[Element data from apps and pages]

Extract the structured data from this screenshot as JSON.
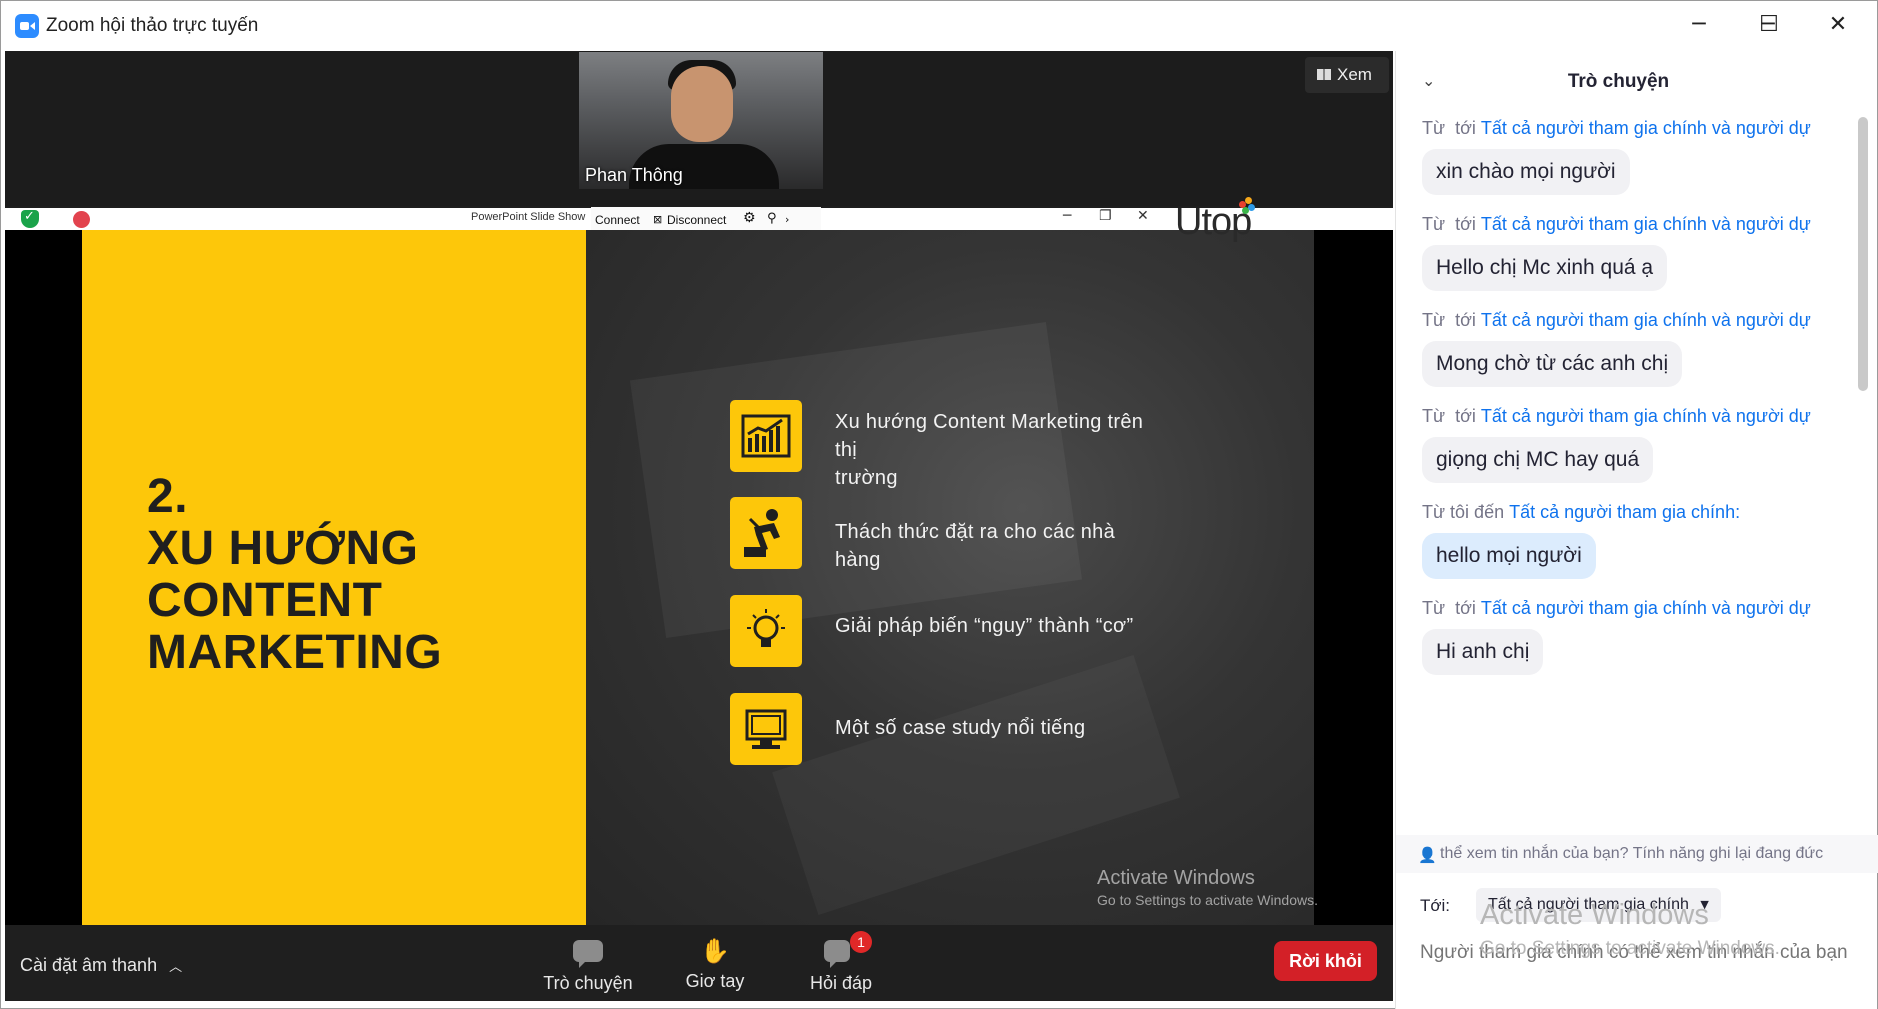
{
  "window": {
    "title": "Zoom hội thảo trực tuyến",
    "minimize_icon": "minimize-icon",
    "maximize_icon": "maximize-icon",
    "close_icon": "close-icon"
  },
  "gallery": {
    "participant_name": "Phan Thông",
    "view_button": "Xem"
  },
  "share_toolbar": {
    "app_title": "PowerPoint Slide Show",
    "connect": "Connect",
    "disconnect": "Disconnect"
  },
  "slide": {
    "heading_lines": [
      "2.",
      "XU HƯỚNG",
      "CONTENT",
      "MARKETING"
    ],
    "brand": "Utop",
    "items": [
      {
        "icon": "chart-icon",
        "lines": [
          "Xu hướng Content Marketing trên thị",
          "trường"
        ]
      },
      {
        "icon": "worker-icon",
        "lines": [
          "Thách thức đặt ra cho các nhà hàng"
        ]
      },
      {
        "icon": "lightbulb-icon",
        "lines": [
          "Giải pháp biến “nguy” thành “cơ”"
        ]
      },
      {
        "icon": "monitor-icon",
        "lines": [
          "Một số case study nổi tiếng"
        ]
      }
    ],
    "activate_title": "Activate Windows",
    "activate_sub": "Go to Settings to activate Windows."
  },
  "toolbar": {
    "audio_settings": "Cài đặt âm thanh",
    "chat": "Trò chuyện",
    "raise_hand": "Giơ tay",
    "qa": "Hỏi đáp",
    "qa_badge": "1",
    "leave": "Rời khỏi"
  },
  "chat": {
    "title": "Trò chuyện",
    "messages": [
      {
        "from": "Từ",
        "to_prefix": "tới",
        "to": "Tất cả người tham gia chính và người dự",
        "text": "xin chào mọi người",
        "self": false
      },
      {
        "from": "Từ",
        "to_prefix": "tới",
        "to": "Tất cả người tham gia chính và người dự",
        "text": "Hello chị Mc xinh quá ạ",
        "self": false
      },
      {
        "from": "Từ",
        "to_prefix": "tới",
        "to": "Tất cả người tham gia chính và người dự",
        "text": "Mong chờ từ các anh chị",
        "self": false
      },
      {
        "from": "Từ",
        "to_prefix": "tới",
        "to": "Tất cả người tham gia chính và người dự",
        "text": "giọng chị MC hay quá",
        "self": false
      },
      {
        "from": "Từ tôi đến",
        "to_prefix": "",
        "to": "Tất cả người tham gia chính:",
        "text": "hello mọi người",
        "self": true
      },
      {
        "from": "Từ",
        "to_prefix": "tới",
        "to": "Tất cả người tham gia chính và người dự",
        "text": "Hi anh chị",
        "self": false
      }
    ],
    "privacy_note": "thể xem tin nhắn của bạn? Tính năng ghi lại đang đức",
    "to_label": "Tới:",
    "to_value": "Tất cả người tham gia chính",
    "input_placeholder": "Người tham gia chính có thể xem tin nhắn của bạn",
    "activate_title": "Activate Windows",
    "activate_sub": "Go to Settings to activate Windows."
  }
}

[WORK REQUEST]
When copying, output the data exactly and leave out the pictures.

[RESPONSE AREA]
Extract the structured data from this screenshot as JSON.
{
  "window": {
    "title": "Zoom hội thảo trực tuyến",
    "minimize_icon": "minimize-icon",
    "maximize_icon": "maximize-icon",
    "close_icon": "close-icon"
  },
  "gallery": {
    "participant_name": "Phan Thông",
    "view_button": "Xem"
  },
  "share_toolbar": {
    "app_title": "PowerPoint Slide Show",
    "connect": "Connect",
    "disconnect": "Disconnect"
  },
  "slide": {
    "heading_lines": [
      "2.",
      "XU HƯỚNG",
      "CONTENT",
      "MARKETING"
    ],
    "brand": "Utop",
    "items": [
      {
        "icon": "chart-icon",
        "lines": [
          "Xu hướng Content Marketing trên thị",
          "trường"
        ]
      },
      {
        "icon": "worker-icon",
        "lines": [
          "Thách thức đặt ra cho các nhà hàng"
        ]
      },
      {
        "icon": "lightbulb-icon",
        "lines": [
          "Giải pháp biến “nguy” thành “cơ”"
        ]
      },
      {
        "icon": "monitor-icon",
        "lines": [
          "Một số case study nổi tiếng"
        ]
      }
    ],
    "activate_title": "Activate Windows",
    "activate_sub": "Go to Settings to activate Windows."
  },
  "toolbar": {
    "audio_settings": "Cài đặt âm thanh",
    "chat": "Trò chuyện",
    "raise_hand": "Giơ tay",
    "qa": "Hỏi đáp",
    "qa_badge": "1",
    "leave": "Rời khỏi"
  },
  "chat": {
    "title": "Trò chuyện",
    "messages": [
      {
        "from": "Từ",
        "to_prefix": "tới",
        "to": "Tất cả người tham gia chính và người dự",
        "text": "xin chào mọi người",
        "self": false
      },
      {
        "from": "Từ",
        "to_prefix": "tới",
        "to": "Tất cả người tham gia chính và người dự",
        "text": "Hello chị Mc xinh quá ạ",
        "self": false
      },
      {
        "from": "Từ",
        "to_prefix": "tới",
        "to": "Tất cả người tham gia chính và người dự",
        "text": "Mong chờ từ các anh chị",
        "self": false
      },
      {
        "from": "Từ",
        "to_prefix": "tới",
        "to": "Tất cả người tham gia chính và người dự",
        "text": "giọng chị MC hay quá",
        "self": false
      },
      {
        "from": "Từ tôi đến",
        "to_prefix": "",
        "to": "Tất cả người tham gia chính:",
        "text": "hello mọi người",
        "self": true
      },
      {
        "from": "Từ",
        "to_prefix": "tới",
        "to": "Tất cả người tham gia chính và người dự",
        "text": "Hi anh chị",
        "self": false
      }
    ],
    "privacy_note": "thể xem tin nhắn của bạn? Tính năng ghi lại đang đức",
    "to_label": "Tới:",
    "to_value": "Tất cả người tham gia chính",
    "input_placeholder": "Người tham gia chính có thể xem tin nhắn của bạn",
    "activate_title": "Activate Windows",
    "activate_sub": "Go to Settings to activate Windows."
  }
}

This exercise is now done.